__DIRECTIONS FOR THIS TASK__
Among the entries below, find every line that has "author" and pull it out.
····················
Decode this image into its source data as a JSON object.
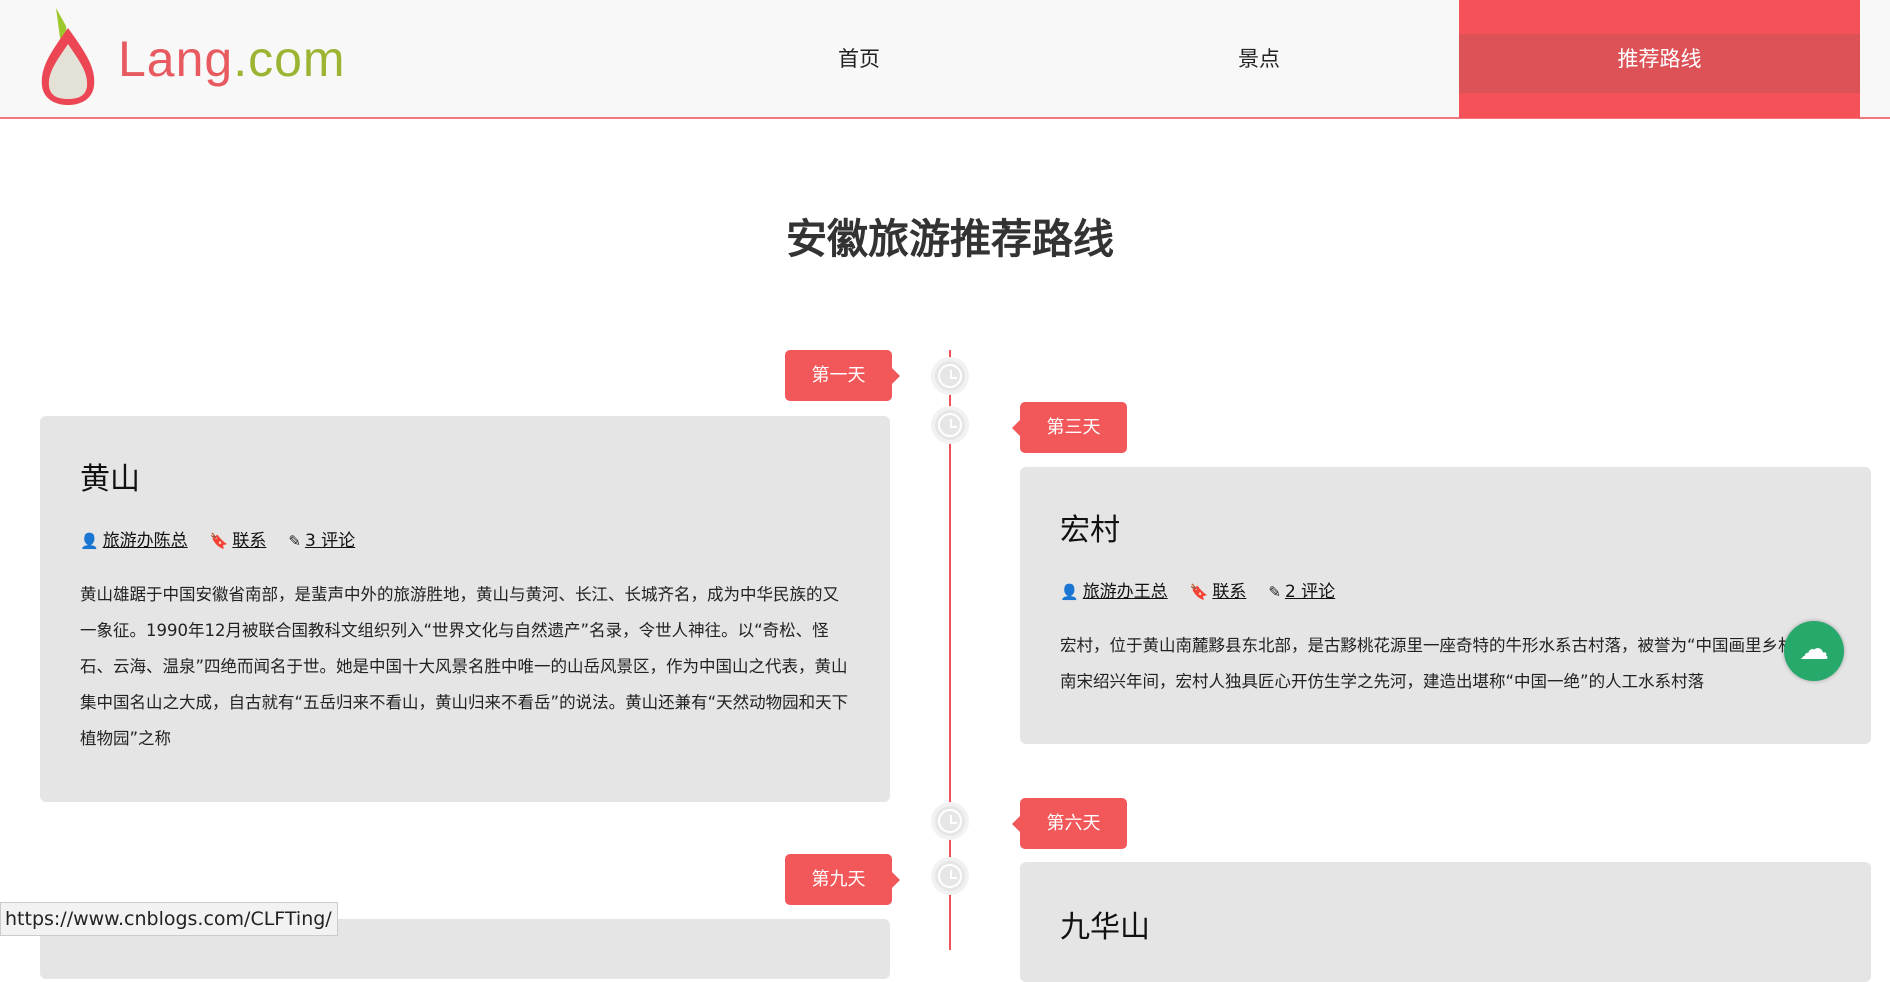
{
  "header": {
    "brand_part1": "Lang",
    "brand_part2": ".com",
    "nav": [
      {
        "label": "首页"
      },
      {
        "label": "景点"
      },
      {
        "label": "推荐路线",
        "active": true
      }
    ]
  },
  "page_title": "安徽旅游推荐路线",
  "colors": {
    "accent": "#f25759",
    "nav_active": "#f55159",
    "card_bg": "#e5e5e5",
    "cloud_button": "#27a96b"
  },
  "timeline": [
    {
      "day": "第一天",
      "title": "黄山",
      "author": "旅游办陈总",
      "contact": "联系",
      "comments": "3 评论",
      "body": "黄山雄踞于中国安徽省南部，是蜚声中外的旅游胜地，黄山与黄河、长江、长城齐名，成为中华民族的又一象征。1990年12月被联合国教科文组织列入“世界文化与自然遗产”名录，令世人神往。以“奇松、怪石、云海、温泉”四绝而闻名于世。她是中国十大风景名胜中唯一的山岳风景区，作为中国山之代表，黄山集中国名山之大成，自古就有“五岳归来不看山，黄山归来不看岳”的说法。黄山还兼有“天然动物园和天下植物园”之称"
    },
    {
      "day": "第三天",
      "title": "宏村",
      "author": "旅游办王总",
      "contact": "联系",
      "comments": "2 评论",
      "body": "宏村，位于黄山南麓黟县东北部，是古黟桃花源里一座奇特的牛形水系古村落，被誉为“中国画里乡村”。南宋绍兴年间，宏村人独具匠心开仿生学之先河，建造出堪称“中国一绝”的人工水系村落"
    },
    {
      "day": "第六天"
    },
    {
      "day": "第九天"
    },
    {
      "title": "九华山"
    }
  ],
  "icons": {
    "author": "user-icon",
    "contact": "bookmark-icon",
    "comments": "edit-icon",
    "timeline": "clock-icon",
    "floating": "cloud-download-icon"
  },
  "status_url": "https://www.cnblogs.com/CLFTing/"
}
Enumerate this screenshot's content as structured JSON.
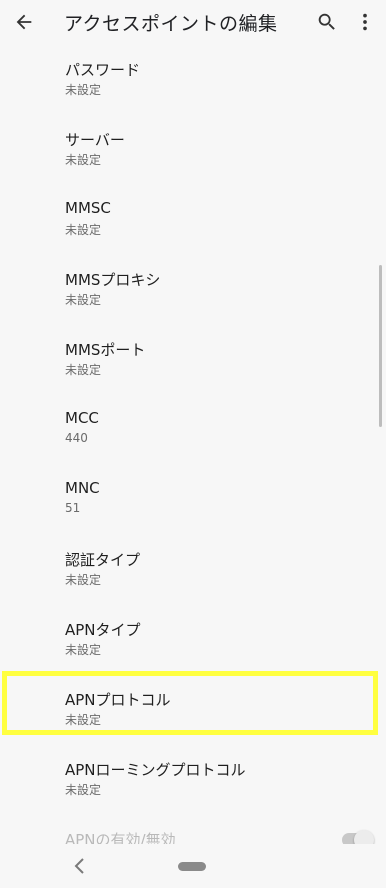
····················
__TASK RESULT__
      "author": "旅游办陈总",
      "author": "旅游办王总",
    "author": "user-icon",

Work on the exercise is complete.